Those lines of the following listing which contain the string "subtitle" should be returned.

+ + +

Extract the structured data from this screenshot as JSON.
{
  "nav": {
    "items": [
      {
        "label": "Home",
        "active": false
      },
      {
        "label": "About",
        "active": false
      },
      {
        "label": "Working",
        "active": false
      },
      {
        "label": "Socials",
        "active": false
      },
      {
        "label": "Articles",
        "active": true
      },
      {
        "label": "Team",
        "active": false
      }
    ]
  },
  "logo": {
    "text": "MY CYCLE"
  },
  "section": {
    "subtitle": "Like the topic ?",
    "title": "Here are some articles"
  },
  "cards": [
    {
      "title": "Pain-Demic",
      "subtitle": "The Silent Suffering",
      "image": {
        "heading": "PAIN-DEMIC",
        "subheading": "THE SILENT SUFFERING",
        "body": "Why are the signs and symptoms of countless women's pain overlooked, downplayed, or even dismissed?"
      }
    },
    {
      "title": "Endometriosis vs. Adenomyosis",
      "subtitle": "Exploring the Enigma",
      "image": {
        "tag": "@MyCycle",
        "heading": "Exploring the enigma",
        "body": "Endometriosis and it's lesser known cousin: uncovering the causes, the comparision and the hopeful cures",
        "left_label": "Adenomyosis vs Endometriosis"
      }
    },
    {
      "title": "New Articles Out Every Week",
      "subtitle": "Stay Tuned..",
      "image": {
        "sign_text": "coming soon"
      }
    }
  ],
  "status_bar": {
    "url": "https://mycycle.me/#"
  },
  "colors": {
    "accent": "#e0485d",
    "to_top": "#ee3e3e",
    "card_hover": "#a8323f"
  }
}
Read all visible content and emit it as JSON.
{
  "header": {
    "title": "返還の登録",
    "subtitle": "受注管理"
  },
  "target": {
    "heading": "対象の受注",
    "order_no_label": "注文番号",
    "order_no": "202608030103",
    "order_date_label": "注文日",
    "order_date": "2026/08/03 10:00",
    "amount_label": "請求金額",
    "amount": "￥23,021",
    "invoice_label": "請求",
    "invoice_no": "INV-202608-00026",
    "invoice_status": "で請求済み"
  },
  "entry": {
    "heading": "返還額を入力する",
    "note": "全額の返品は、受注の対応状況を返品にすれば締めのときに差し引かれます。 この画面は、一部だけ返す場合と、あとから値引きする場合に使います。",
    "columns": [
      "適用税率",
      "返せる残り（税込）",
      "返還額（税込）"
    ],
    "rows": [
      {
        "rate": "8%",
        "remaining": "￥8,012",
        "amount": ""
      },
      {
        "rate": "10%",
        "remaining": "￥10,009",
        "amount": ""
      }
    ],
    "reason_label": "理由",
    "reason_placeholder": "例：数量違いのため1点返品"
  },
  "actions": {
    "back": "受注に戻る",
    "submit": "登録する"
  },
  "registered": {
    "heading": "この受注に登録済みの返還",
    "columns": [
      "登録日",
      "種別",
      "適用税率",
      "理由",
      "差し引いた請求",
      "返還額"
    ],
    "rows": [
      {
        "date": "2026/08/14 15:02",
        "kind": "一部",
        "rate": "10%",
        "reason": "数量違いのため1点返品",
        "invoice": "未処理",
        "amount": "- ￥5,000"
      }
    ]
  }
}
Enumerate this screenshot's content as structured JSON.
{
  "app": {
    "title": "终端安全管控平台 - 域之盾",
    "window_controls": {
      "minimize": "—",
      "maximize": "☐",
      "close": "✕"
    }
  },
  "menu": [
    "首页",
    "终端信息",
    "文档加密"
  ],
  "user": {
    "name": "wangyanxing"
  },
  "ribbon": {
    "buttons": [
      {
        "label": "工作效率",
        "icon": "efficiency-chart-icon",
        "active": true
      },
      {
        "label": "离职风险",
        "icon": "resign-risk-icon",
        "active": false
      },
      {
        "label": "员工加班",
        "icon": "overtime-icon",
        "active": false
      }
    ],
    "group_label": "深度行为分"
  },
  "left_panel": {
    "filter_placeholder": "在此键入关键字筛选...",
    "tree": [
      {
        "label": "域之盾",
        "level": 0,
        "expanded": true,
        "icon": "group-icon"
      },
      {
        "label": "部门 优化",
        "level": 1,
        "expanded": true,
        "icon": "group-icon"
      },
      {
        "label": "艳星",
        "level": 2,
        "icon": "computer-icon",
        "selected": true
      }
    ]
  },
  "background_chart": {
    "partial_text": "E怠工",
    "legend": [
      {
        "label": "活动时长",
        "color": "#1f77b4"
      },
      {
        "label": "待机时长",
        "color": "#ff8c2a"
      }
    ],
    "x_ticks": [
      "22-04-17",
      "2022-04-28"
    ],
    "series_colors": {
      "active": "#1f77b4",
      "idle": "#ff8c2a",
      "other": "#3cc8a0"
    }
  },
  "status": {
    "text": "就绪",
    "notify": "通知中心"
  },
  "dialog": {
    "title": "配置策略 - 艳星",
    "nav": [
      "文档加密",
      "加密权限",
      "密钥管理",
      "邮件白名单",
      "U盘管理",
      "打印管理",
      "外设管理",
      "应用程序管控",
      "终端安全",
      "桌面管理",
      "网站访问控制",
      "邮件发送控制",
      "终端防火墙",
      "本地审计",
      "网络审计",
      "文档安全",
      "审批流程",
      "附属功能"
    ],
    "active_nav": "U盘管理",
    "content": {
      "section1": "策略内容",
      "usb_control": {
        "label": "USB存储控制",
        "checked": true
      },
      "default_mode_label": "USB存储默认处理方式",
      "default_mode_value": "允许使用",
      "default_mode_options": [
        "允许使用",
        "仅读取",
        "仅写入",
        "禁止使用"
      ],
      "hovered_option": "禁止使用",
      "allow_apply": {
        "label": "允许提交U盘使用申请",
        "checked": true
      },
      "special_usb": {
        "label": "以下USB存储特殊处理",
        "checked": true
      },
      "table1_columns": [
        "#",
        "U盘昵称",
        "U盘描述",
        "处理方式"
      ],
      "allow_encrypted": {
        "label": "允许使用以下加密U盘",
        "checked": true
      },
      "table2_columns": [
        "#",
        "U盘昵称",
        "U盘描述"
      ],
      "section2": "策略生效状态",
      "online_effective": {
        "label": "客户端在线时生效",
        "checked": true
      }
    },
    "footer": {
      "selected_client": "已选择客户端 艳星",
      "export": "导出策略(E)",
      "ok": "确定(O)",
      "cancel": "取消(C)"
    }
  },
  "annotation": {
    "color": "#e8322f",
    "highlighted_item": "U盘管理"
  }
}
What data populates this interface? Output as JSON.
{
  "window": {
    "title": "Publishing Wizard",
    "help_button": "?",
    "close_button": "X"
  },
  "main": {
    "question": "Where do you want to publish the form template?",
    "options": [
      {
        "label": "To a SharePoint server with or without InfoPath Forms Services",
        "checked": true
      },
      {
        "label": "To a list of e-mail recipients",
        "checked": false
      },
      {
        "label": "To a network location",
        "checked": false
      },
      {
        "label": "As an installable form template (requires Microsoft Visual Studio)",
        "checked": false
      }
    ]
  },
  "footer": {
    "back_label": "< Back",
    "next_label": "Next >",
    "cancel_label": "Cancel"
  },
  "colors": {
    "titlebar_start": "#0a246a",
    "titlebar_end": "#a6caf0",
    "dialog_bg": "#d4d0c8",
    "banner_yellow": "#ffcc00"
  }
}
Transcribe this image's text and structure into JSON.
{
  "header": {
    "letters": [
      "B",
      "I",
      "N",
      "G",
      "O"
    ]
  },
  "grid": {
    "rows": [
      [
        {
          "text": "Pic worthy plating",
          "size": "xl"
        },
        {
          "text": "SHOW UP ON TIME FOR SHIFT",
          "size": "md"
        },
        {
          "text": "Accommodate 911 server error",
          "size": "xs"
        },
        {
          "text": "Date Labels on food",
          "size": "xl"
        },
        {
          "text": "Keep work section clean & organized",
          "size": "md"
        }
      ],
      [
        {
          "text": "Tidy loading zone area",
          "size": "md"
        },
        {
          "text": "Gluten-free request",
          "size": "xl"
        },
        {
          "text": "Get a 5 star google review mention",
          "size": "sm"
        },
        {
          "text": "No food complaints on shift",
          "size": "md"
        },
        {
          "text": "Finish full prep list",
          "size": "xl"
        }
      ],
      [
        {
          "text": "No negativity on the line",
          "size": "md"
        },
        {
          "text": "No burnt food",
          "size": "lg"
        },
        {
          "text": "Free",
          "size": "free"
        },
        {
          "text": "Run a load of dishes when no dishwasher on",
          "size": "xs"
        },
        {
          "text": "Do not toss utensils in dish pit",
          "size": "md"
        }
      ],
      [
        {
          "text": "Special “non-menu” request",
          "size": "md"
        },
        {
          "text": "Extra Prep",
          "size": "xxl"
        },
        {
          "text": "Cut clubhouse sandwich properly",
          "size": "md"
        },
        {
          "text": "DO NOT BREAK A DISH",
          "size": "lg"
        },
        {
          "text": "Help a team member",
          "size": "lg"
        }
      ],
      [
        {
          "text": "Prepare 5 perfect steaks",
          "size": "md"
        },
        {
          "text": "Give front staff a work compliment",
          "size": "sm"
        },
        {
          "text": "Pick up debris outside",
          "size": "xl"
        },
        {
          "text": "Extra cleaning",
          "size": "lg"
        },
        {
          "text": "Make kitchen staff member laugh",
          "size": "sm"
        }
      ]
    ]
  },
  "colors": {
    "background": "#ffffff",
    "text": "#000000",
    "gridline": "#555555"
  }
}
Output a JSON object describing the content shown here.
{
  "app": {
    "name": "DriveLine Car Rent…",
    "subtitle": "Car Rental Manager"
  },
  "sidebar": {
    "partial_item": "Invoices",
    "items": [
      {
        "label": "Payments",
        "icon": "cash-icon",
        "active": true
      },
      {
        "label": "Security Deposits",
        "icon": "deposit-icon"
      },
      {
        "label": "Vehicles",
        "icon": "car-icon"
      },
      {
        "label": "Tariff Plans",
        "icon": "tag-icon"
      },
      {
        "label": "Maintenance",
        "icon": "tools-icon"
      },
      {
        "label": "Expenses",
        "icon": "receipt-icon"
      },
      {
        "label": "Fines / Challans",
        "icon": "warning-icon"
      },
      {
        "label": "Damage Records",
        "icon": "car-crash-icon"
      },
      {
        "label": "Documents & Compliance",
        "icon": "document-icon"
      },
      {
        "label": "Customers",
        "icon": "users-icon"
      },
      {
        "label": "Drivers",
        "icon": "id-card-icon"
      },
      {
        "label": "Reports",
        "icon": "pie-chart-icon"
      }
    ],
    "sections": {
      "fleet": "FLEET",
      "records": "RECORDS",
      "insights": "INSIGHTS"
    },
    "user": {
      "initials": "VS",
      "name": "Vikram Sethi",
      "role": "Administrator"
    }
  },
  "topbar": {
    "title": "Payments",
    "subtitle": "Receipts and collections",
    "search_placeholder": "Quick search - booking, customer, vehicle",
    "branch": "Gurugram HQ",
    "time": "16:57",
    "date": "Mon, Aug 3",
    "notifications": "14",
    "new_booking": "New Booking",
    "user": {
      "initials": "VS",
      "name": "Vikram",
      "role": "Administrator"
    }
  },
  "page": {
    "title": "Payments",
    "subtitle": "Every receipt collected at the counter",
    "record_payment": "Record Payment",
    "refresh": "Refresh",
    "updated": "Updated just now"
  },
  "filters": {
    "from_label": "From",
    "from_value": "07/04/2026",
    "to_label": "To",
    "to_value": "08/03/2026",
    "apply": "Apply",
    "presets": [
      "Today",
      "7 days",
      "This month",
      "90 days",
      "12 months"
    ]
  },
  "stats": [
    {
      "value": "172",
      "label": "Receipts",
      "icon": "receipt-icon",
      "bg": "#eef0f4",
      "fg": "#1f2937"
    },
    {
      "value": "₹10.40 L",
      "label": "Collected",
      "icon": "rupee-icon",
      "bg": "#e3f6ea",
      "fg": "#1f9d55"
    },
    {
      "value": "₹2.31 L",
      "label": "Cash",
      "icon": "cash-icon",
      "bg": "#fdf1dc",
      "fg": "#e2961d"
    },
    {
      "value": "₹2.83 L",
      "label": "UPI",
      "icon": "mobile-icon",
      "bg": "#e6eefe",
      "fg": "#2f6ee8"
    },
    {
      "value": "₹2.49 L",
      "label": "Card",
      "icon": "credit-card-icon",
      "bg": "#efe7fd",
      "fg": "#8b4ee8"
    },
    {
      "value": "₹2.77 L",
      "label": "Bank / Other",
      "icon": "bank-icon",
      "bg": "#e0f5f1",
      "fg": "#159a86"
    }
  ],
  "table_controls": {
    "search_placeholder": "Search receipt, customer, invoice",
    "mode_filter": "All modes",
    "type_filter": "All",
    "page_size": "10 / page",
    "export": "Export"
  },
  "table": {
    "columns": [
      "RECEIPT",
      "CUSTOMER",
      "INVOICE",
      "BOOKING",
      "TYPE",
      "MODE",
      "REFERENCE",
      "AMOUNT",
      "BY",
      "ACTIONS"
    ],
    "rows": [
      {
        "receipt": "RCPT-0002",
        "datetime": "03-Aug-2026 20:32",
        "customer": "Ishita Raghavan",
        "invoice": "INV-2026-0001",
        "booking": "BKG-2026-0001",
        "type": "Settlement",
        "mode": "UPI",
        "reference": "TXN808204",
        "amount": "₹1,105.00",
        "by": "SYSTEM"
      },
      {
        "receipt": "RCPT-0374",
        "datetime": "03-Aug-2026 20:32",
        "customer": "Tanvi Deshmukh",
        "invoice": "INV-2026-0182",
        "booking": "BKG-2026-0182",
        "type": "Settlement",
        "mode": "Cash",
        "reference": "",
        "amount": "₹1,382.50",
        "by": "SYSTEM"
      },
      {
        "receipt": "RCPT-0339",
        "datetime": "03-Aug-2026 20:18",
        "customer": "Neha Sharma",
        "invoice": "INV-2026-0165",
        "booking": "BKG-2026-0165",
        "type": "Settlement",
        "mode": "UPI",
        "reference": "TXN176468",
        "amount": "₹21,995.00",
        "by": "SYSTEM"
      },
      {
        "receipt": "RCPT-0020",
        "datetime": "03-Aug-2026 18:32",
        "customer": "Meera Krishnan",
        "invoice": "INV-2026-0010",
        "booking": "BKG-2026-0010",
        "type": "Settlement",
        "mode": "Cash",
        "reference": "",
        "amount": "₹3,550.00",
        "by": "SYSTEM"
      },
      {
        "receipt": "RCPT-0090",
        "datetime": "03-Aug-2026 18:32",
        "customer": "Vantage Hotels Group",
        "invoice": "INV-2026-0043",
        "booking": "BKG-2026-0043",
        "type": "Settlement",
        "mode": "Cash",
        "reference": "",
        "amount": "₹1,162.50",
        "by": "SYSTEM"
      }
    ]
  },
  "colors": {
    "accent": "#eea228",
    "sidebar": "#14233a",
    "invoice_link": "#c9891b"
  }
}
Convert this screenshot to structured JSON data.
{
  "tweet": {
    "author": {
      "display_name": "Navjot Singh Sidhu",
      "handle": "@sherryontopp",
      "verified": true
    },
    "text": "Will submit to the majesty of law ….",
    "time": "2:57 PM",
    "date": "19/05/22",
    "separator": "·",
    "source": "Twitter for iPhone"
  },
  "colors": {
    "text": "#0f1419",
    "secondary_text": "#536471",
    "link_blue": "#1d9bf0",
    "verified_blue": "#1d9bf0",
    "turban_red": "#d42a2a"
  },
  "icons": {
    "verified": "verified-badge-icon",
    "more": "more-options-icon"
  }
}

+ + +

**YOUR SOLUTION:**
    "subtitle": "Like the topic ?",
      "subtitle": "The Silent Suffering",
      "subtitle": "Exploring the Enigma",
      "subtitle": "Stay Tuned..",
    "subtitle": "受注管理"
    "subtitle": "Car Rental Manager"
    "subtitle": "Receipts and collections",
    "subtitle": "Every receipt collected at the counter",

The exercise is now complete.